Cinema, short for cinematography, is often used to refer to the industry of films and filmmaking or to the art of filmmaking itself. The contemporary definition of cinema is the art of simulating experiences to communicate ideas, stories, perceptions, feelings, beauty or atmosphere.
Out of the Past by Jacques Tourneur is one of my all time high movies, which are inspiring my artwork.
The coolness of Robert Michum: Celluloid dipped sensebility on the way to his own hell. In 1948, he, along with actress Lila Leeds, was arrested for possession of marijuana. The arrest was the result of a sting operation designed to capture other Hollywood partiers, as well, but Mitchum and Leeds didn’t receive the tip-off. Mitchum spent 60 days in the local lock-up, with Life magazine right there snapping photos of him mopping up in his prison uniform. The arrest became the inspiration for the later film “She Shoulda Said ‘No’!”, which starred Leeds.
The quintessential classic film noir masterpiece, a definitive flashback film of melodramatic doom, contains all the elements of the genre. First and foremost, there is an irresistible but deadly, chameleon-like femme fatale, the object of romantic fascination for both a detective and a gangster. Betrayal, passion, and a cynical, perverse, and a morally ambiguous atmosphere are all interwoven and entangled together in a confusing and convoluted dark plot with both double- and triple-crosses.
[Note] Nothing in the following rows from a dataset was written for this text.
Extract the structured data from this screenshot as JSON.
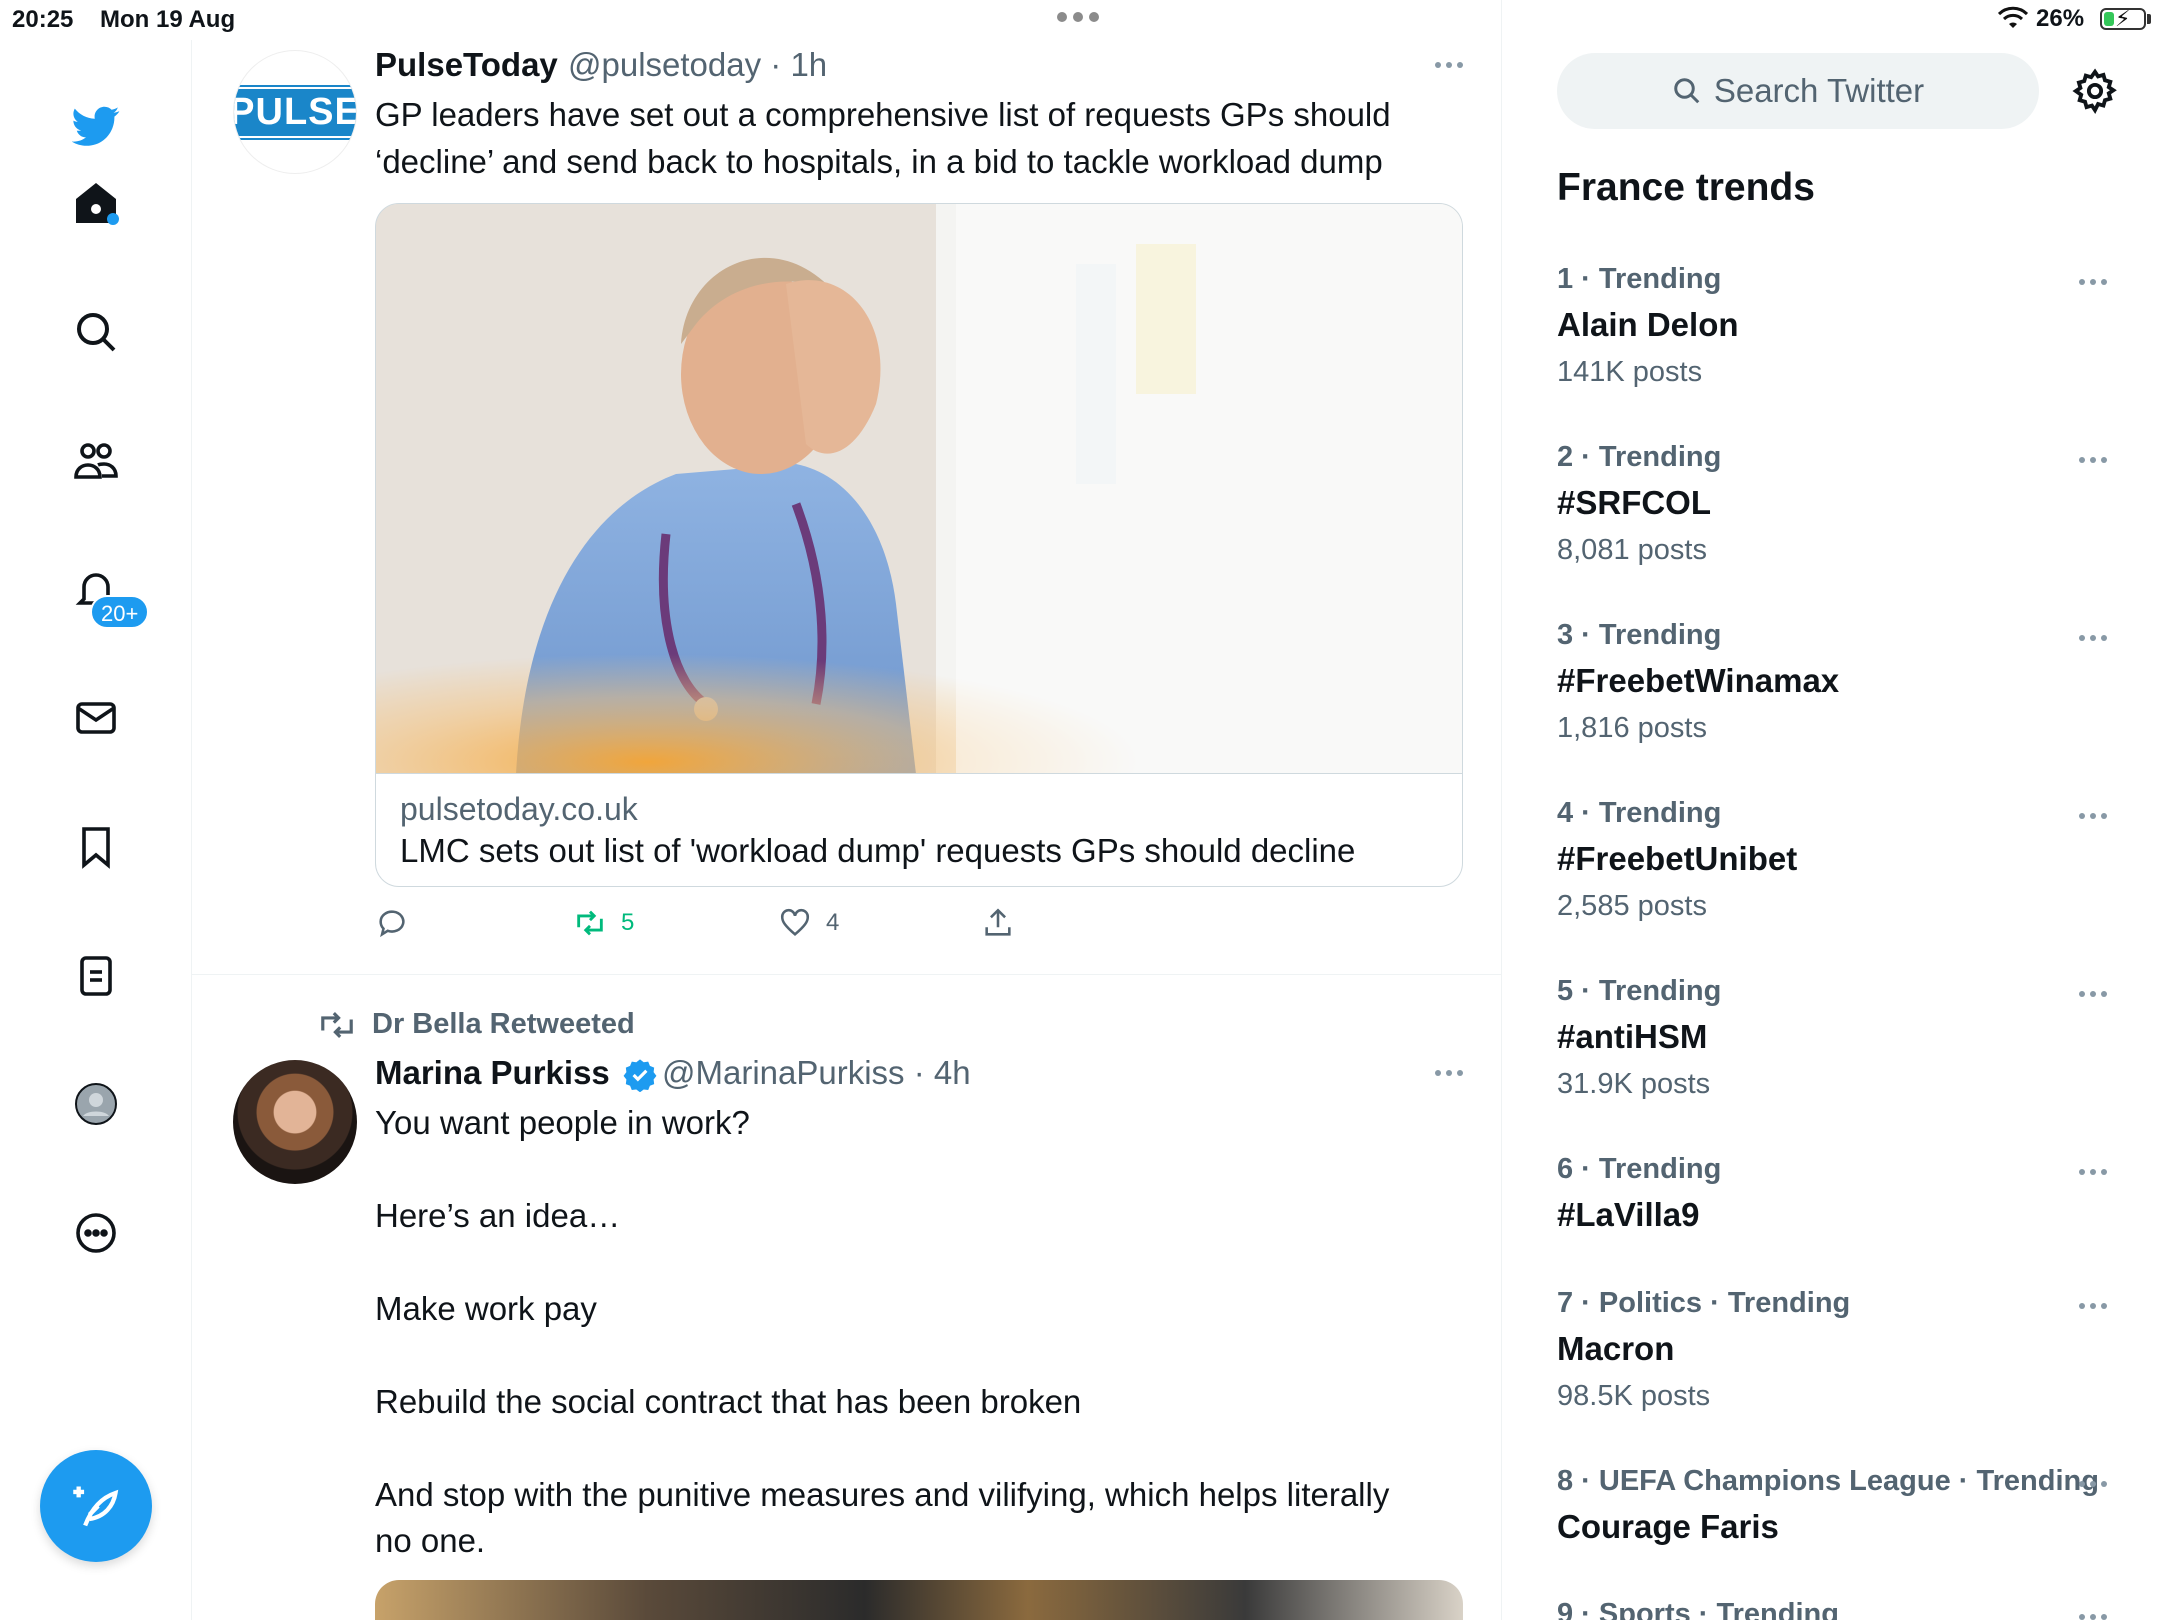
{
  "status_bar": {
    "time": "20:25",
    "date": "Mon 19 Aug",
    "battery": "26%",
    "battery_level": 0.26
  },
  "nav": {
    "notifications_badge": "20+",
    "items": [
      "twitter-logo",
      "home",
      "search",
      "communities",
      "notifications",
      "messages",
      "bookmarks",
      "lists",
      "profile",
      "more"
    ]
  },
  "tweet1": {
    "name": "PulseToday",
    "handle": "@pulsetoday · 1h",
    "avatar_text": "PULSE",
    "text_line1": "GP leaders have set out a comprehensive list of requests GPs should",
    "text_line2": "‘decline’ and send back to hospitals, in a bid to tackle workload dump",
    "card_domain": "pulsetoday.co.uk",
    "card_title": "LMC sets out list of 'workload dump' requests GPs should decline",
    "retweets": "5",
    "likes": "4"
  },
  "tweet2": {
    "retweeted_by": "Dr Bella Retweeted",
    "name": "Marina Purkiss",
    "handle": "@MarinaPurkiss · 4h",
    "lines": [
      "You want people in work?",
      "Here’s an idea…",
      "Make work pay",
      "Rebuild the social contract that has been broken",
      "And stop with the punitive measures and vilifying, which helps literally",
      "no one."
    ]
  },
  "sidebar": {
    "search_placeholder": "Search Twitter",
    "trends_title": "France trends",
    "trends": [
      {
        "meta": "1 · Trending",
        "name": "Alain Delon",
        "count": "141K posts"
      },
      {
        "meta": "2 · Trending",
        "name": "#SRFCOL",
        "count": "8,081 posts"
      },
      {
        "meta": "3 · Trending",
        "name": "#FreebetWinamax",
        "count": "1,816 posts"
      },
      {
        "meta": "4 · Trending",
        "name": "#FreebetUnibet",
        "count": "2,585 posts"
      },
      {
        "meta": "5 · Trending",
        "name": "#antiHSM",
        "count": "31.9K posts"
      },
      {
        "meta": "6 · Trending",
        "name": "#LaVilla9",
        "count": ""
      },
      {
        "meta": "7 · Politics · Trending",
        "name": "Macron",
        "count": "98.5K posts"
      },
      {
        "meta": "8 · UEFA Champions League · Trending",
        "name": "Courage Faris",
        "count": ""
      },
      {
        "meta": "9 · Sports · Trending",
        "name": "",
        "count": ""
      }
    ]
  },
  "colors": {
    "accent": "#1d9bf0",
    "retweet_green": "#00ba7c",
    "secondary_text": "#536471"
  }
}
Eventually, all three individuals meet their inescapable, tragic ends typical of a Shakespearean-level tragedy.
Out of the Past is featured at the Time magazine’s Top 100 movies: It has the smartest dialogue and the most persuasively labyrinthine plot of any film noir. And Robert Mitchum gives a great performance as the tough, laconic guy in a trench coat, undone by his love for–or is it merely sexual obsession with?–Jane Greer’s scheming bitch-goddess.
In the little town of Bridgeport, California, Jeff Bailey runs a gas station with the assistance of a mute boy, Jimmy, and courts Ann. Joe Stefanos drives into town and informs Jeff that Whit Sterlin and a racketeer, wants to see him. Jeff relates his life’s story to Ann as they drive to Sterling’s Lake Tahoe mansion. As a private detective named Jeff Markham, he was hired to find Sterling’s mistress, Kathie Moffett, who had shot Sterling and escaped with $40,000.